Home-grown soldier fighting back from Iraq mortar wounds

       US Army Pfc. Steven Micci, 19, who grew up on the Westside, is recovering from severe wounds suffered from a mortar shell that exploded about 10 feet away from him in Iraq Jan. 12.

Pfc. Steven Micci

       A full recovery is expected, although it's not known yet how long that will take, according to his mother, Kathy Micci, who, with his wife Sarah has taken turns staying with him at Walter Reed Hospital in Washington, D.C., since Jan. 16.
       Steven Micci has received the Purple Heart for his wounds, which consisted of a broken jaw, severe facial lacerations and a compound fracture of the tibia/fibia.
       The first to Steven's side was his sister, Kristina Irving, an Apache helicoper pilot with the 82nd Combat Aviation Brigade in Afghanistan. “We were both fighting this war on terror on two separate fronts,” she summarized in an e-mail. “I got word via e-mail from my mother [about him being wounded]. I immediately panicked - my little bro was injured by the enemy and I was the closest family to him.”
       Irving was allowed to take emergency leave to meet her brother in Germany, where he'd been sent for evaluation after initial medical treatment in Balad, Iraq. “When they unloaded him off the ambulance, he looked surprised to see me and said (barely audible because his jaw was wired shut), 'Hey Krissy, what are you doing here?'
       “He stayed in Germany only about 30 hours when the doctors said he was stable enough to transport via C-17 (a huge cargo plane). They loaded him in a stackable little thing and off to D.C. we went.
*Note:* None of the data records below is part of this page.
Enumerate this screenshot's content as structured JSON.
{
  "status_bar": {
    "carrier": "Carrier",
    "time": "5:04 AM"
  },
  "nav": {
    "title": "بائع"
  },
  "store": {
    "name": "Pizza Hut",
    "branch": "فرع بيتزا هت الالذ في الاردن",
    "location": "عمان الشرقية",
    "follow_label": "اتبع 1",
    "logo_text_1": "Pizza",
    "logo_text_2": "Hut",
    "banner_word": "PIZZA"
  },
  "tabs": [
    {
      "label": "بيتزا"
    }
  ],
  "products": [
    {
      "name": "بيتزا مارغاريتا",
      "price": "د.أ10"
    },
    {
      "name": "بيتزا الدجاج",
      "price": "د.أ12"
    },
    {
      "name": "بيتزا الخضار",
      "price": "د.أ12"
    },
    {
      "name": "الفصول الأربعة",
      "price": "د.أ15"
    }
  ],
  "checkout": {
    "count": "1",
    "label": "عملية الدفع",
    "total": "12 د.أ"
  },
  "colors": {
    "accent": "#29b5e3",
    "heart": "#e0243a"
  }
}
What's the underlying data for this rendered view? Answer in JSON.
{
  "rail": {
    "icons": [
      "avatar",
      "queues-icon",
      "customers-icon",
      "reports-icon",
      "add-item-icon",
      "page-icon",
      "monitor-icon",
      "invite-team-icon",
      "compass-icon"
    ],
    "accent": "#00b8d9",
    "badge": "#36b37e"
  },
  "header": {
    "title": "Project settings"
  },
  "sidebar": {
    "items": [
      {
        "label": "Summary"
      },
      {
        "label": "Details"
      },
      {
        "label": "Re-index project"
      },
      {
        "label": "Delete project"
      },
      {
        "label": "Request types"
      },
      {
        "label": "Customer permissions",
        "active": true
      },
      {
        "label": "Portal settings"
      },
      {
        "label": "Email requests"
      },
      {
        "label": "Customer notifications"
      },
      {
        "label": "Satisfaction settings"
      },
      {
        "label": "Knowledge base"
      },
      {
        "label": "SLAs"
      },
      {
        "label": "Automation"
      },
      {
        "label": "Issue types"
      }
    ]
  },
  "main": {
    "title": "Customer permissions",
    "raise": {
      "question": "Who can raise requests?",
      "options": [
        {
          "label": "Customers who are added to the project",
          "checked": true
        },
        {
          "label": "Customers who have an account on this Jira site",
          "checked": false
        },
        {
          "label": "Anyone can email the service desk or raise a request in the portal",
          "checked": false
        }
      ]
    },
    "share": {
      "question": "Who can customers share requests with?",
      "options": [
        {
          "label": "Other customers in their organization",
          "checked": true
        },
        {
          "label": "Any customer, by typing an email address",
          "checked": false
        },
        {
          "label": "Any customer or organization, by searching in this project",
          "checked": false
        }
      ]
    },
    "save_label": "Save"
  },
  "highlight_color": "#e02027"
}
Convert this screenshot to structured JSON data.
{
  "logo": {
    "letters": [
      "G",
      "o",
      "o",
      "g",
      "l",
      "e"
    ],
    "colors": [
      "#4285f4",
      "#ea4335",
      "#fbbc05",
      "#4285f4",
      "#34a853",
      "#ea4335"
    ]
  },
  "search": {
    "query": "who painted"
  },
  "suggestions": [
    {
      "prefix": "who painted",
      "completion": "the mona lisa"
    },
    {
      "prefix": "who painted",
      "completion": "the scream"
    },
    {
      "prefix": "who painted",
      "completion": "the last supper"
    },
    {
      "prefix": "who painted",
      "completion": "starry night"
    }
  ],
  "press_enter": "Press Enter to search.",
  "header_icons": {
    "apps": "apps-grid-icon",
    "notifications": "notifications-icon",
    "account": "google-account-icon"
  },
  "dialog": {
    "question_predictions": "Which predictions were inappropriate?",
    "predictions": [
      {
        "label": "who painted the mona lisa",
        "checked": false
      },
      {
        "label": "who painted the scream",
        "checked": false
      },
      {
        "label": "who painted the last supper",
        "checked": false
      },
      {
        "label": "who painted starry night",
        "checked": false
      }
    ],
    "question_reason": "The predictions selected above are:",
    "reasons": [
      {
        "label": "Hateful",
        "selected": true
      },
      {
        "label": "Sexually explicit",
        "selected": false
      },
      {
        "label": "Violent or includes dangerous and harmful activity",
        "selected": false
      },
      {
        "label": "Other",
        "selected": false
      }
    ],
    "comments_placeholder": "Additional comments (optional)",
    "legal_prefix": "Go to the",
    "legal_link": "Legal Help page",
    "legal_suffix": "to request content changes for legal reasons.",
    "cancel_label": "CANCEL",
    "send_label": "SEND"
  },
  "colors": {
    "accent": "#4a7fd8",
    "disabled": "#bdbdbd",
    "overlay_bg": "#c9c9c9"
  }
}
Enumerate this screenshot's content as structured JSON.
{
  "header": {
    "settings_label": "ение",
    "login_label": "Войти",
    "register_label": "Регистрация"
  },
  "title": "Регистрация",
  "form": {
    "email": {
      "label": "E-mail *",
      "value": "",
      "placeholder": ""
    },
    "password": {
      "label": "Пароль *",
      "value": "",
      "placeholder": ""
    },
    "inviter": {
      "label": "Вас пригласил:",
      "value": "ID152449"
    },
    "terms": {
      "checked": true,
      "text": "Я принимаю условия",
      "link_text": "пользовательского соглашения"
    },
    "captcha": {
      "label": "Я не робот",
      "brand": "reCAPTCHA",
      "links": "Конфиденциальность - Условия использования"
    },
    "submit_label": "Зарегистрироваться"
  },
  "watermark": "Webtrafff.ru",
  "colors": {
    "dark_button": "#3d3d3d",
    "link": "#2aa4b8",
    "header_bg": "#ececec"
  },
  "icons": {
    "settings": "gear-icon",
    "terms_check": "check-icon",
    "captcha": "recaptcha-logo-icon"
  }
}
The flight was nine hours of agony for him. We arrived at Walter Reed and they put him in the IICU ward (intermediate intensive care unit). He was there only about 15 hours before they did a very long evasive surgery on his leg.”
       In D.C., Irving met Kathy, Sarah and Mia (Steven and Sarah's 1 ½-year-old daughter), and they spent eight days together by his bedside.
       Irving has since returned to her duties in Afghanistan. “While I was at Walter Reed, I had the honor of attending his Purple Heart ceremony and Combat Infantry Badge ceremony,” Irving said. “He is not only my brother, he is my brother in arms. It was bittersweet. Steven was honored to receive the CIB (Combat Infantry Badge), but when awarded the Purple Heart he said, “This is one award I never wanted.'”
       Kathy Micci said her son will probably have to stay at Walter Reed until at least the end of February. After that, he is to be moved either to Fort Carson or Fort Stewart, Ga. (the home of his unit).
       Steven had attended Buena Vista Elementary, West Middle School and Coronado High School, and had also worked at Cy's Drive-In (which his mother owns) and at the Sno-White cleaning company. He had entered the service just over a year ago.
       “I just want everyone to know what a hero he is,” Kristina Irving said. “He has a long road to recovery, but he is strong-willed.”
       Added his mother: “He's on the mend. We don't know the extent of it or how long it will take, but at least he will heal.”
       Anyone wishing to send Steven Micci a get-well card can mail it in care of the Micci family at 2108 W. Uintah St. 80904.

Westside Pioneer article